Background and Purpose:
Balance confidence assessment in older adults has implications for falls prevention and quality of life. It remains unclear whether the original Activities-specific Balance Confidence Scale (ABC-16) or the shortened 6-item scale (ABC-6) is recommended clinically. This study examined ABC-16 and ABC-6 association and agreement, internal consistencies, and relationships with self-rated health (SRH) in community-dwelling older adults.
Secondary analysis of an existing dataset (N = 77) was performed. Scale association and agreement were assessed with a Spearman ρ correlation (rs), intraclass correlation coefficient, 95% limits of agreement (LoA), and Bland-Altman plot. Cronbach α values were calculated to determine internal consistencies. Separate multiple linear regression models with SRH as the outcome and ABC-6 and ABC-16 scores as primary predictors were estimated and subsequently used to conduct Hotelling t test.
Results and Discussion:
Participants were primarily female (80.5%) with a median age of 68 years living in the metro Detroit area.
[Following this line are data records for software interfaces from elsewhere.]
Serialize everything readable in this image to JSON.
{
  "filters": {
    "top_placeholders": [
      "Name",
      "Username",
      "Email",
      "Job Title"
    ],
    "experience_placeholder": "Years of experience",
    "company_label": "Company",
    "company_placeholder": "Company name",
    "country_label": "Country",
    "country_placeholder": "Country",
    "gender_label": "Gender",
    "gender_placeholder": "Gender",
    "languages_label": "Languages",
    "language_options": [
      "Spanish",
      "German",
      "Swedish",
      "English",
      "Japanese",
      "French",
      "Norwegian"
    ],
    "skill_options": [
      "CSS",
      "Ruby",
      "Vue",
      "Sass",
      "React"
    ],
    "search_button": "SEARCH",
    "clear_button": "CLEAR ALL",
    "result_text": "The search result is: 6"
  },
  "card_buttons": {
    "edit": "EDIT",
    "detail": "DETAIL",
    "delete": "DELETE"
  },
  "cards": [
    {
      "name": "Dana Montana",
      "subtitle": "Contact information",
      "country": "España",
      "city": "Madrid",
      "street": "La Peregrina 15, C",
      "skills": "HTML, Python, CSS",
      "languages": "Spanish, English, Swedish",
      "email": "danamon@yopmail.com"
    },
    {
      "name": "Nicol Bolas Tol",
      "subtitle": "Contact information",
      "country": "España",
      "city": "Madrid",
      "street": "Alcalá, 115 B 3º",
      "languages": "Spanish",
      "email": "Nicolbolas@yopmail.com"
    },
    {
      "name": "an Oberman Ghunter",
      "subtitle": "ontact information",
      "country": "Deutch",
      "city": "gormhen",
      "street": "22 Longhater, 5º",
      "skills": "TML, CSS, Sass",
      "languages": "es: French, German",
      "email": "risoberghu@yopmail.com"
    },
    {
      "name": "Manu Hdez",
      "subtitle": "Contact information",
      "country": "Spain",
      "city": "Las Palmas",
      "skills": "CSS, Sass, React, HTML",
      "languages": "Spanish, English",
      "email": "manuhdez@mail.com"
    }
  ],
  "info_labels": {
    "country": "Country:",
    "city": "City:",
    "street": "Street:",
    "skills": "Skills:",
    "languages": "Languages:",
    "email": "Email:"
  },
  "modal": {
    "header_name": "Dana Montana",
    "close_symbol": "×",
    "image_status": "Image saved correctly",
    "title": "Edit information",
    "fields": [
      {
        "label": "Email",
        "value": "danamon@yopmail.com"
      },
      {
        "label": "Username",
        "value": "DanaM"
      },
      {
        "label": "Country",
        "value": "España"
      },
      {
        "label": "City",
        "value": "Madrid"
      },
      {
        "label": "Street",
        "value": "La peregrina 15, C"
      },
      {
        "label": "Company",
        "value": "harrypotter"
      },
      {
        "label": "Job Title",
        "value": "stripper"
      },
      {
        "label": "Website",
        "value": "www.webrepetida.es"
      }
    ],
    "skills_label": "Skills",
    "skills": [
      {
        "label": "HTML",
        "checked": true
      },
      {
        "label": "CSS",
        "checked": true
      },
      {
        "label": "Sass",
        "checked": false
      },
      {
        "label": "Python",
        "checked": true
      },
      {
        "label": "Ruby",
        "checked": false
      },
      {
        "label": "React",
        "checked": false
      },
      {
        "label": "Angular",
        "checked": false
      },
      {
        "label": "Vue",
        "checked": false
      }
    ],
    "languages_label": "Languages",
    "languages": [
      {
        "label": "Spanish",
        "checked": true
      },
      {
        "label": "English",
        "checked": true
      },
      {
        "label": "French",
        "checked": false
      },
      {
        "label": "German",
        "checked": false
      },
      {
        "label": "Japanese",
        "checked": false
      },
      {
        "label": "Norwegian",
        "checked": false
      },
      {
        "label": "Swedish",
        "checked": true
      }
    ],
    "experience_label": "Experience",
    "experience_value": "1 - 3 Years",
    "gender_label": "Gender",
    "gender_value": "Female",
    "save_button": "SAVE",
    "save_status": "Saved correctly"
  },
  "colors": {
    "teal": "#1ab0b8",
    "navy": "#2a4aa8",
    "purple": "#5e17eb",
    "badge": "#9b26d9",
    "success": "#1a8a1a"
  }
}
The ABC-6 and ABC-16 were closely associated [rs = 0.97, P < .001; intraclass correlation coefficient (2,1) = 0.80] but demonstrated discrepancy (95% LoA range of −3.9 to +18.2; mean difference = 7.2 points in the direction of the ABC-16). Cronbach α values were 0.95 (ABC-16) and 0.89 (ABC-6). Regression model 1 (ABC-6 = primary predictor) explained more of the variance (R2 = 0.36) in SRH compared with model 2 (ABC-16 = primary predictor; R2 = 0.29). Hotelling t test [t(74) = 2.4, P = .008] found that the predicted values from the ABC-6 model were significantly more highly correlated with SRH than those from the ABC-16 model.
Despite a high correlation between the ABC-16 and ABC-6, the 2 scales showed limited agreement and should not be considered interchangeable. Given that the ABC-16 takes longer to administer, does not relate to SRH as strongly, and could have redundant items, the ABC-6 may be preferable to the ABC-16 for balance confidence assessment in older adults living in cold weather, urban, or well-resourced areas.